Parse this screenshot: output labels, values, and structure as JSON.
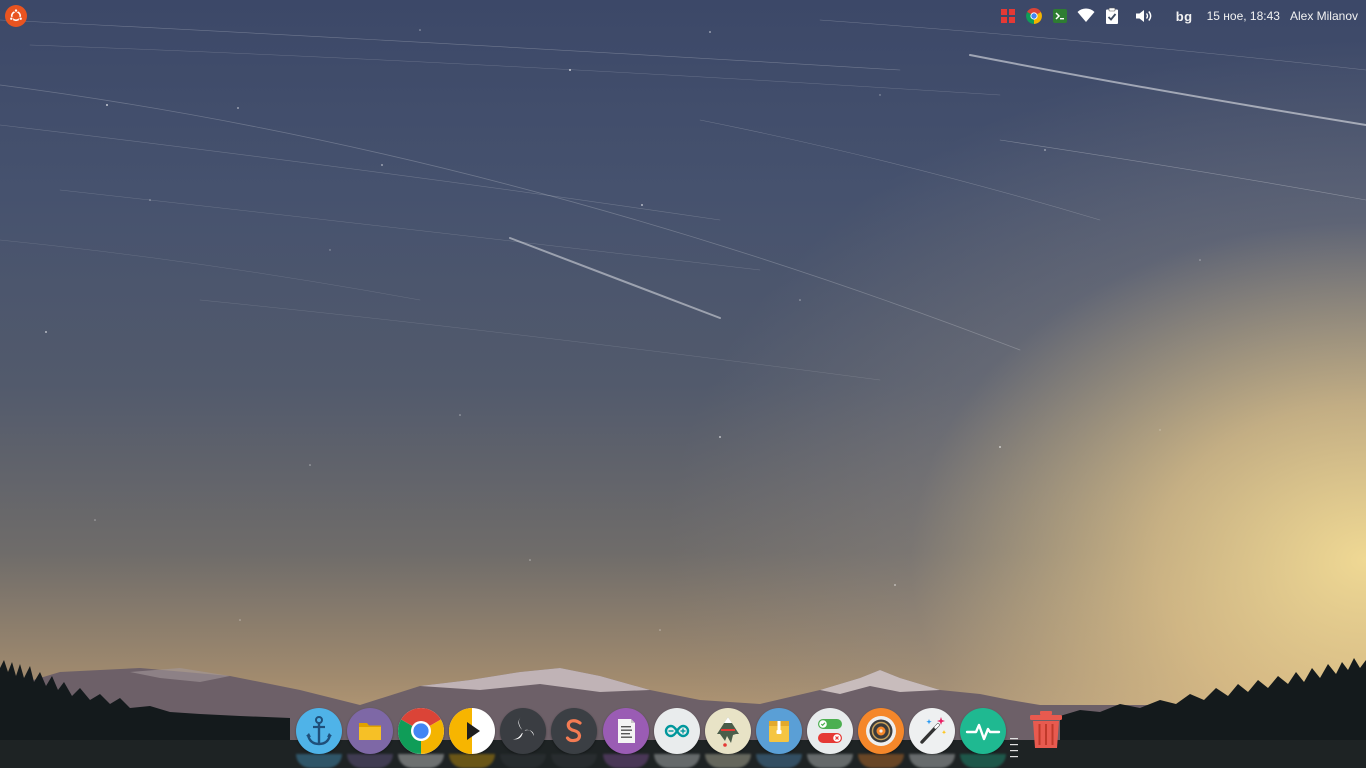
{
  "panel": {
    "launcher_icon": "ubuntu-logo-icon",
    "tray_icons": [
      "grid-apps-icon",
      "chrome-icon",
      "terminal-icon",
      "wifi-icon",
      "clipboard-check-icon",
      "volume-icon"
    ],
    "keyboard_layout": "bg",
    "clock": "15 ное, 18:43",
    "user": "Alex Milanov"
  },
  "dock": {
    "items": [
      "anchor-icon",
      "files-folder-icon",
      "chrome-icon",
      "media-player-icon",
      "obs-studio-icon",
      "sublime-text-icon",
      "text-editor-icon",
      "arduino-icon",
      "inkscape-icon",
      "archive-manager-icon",
      "settings-toggles-icon",
      "disks-icon",
      "magic-wand-icon",
      "system-monitor-icon"
    ],
    "trash_icon": "trash-icon"
  },
  "colors": {
    "ubuntu_orange": "#e95420",
    "panel_text": "#f2f2f2"
  }
}
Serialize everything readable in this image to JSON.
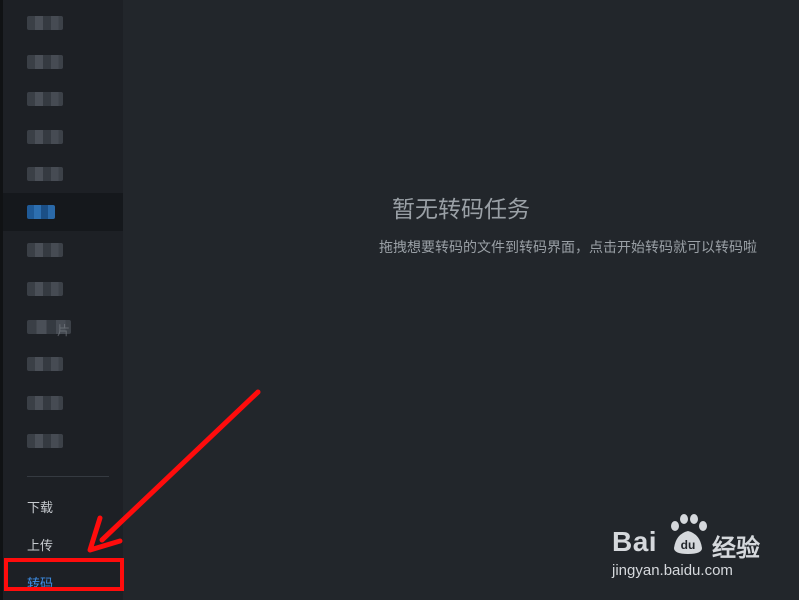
{
  "sidebar": {
    "categories": [
      {
        "id": "1"
      },
      {
        "id": "2"
      },
      {
        "id": "3"
      },
      {
        "id": "4"
      },
      {
        "id": "5"
      },
      {
        "id": "6",
        "active": true
      },
      {
        "id": "7"
      },
      {
        "id": "8"
      },
      {
        "id": "9",
        "suffix": "片"
      },
      {
        "id": "10"
      },
      {
        "id": "11"
      },
      {
        "id": "12"
      }
    ],
    "tools": [
      {
        "label": "下载"
      },
      {
        "label": "上传"
      },
      {
        "label": "转码",
        "active": true
      }
    ]
  },
  "main": {
    "empty_title": "暂无转码任务",
    "empty_description": "拖拽想要转码的文件到转码界面，点击开始转码就可以转码啦"
  },
  "watermark": {
    "brand": "Bai",
    "brand_suffix": "du",
    "product": "经验",
    "url": "jingyan.baidu.com"
  },
  "colors": {
    "accent": "#3d8ee6",
    "annotation_red": "#ff0c0c",
    "sidebar_bg": "#1d2025",
    "main_bg": "#22262b"
  }
}
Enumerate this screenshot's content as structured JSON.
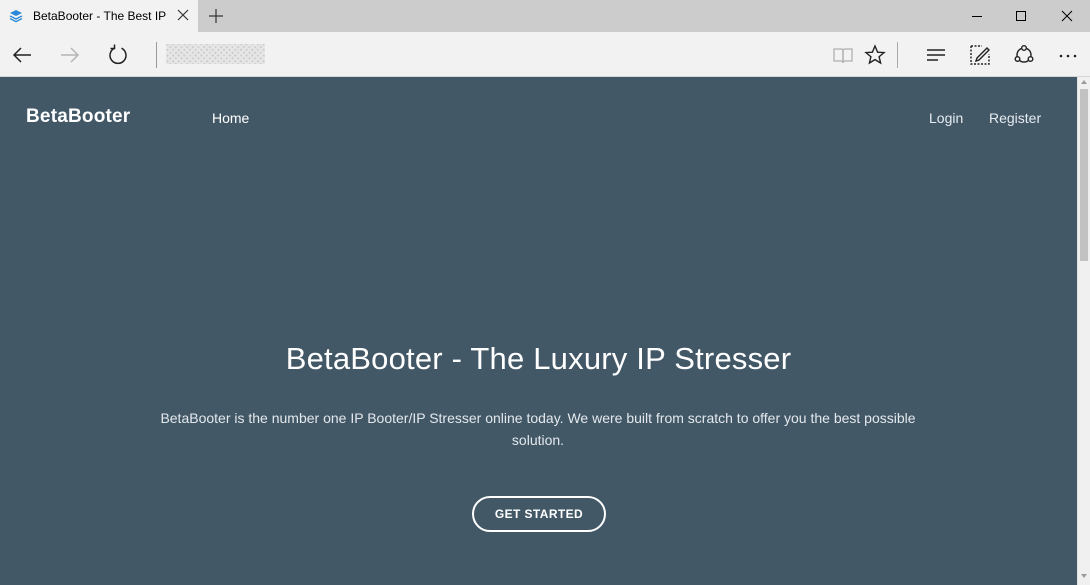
{
  "browser": {
    "tab_title": "BetaBooter - The Best IP Stresser",
    "tab_icon": "layers-icon",
    "address_bar_obscured": true
  },
  "site": {
    "brand": "BetaBooter",
    "nav": {
      "home": "Home",
      "login": "Login",
      "register": "Register"
    },
    "hero": {
      "title": "BetaBooter - The Luxury IP Stresser",
      "text": "BetaBooter is the number one IP Booter/IP Stresser online today. We were built from scratch to offer you the best possible solution.",
      "cta": "GET STARTED"
    }
  },
  "colors": {
    "page_background": "#435867",
    "chrome_titlebar": "#cccccc",
    "chrome_toolbar": "#f2f2f2",
    "tab_icon_blue": "#2b88d8"
  }
}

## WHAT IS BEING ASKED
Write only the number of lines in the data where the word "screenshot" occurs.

## FINISHED TASK
2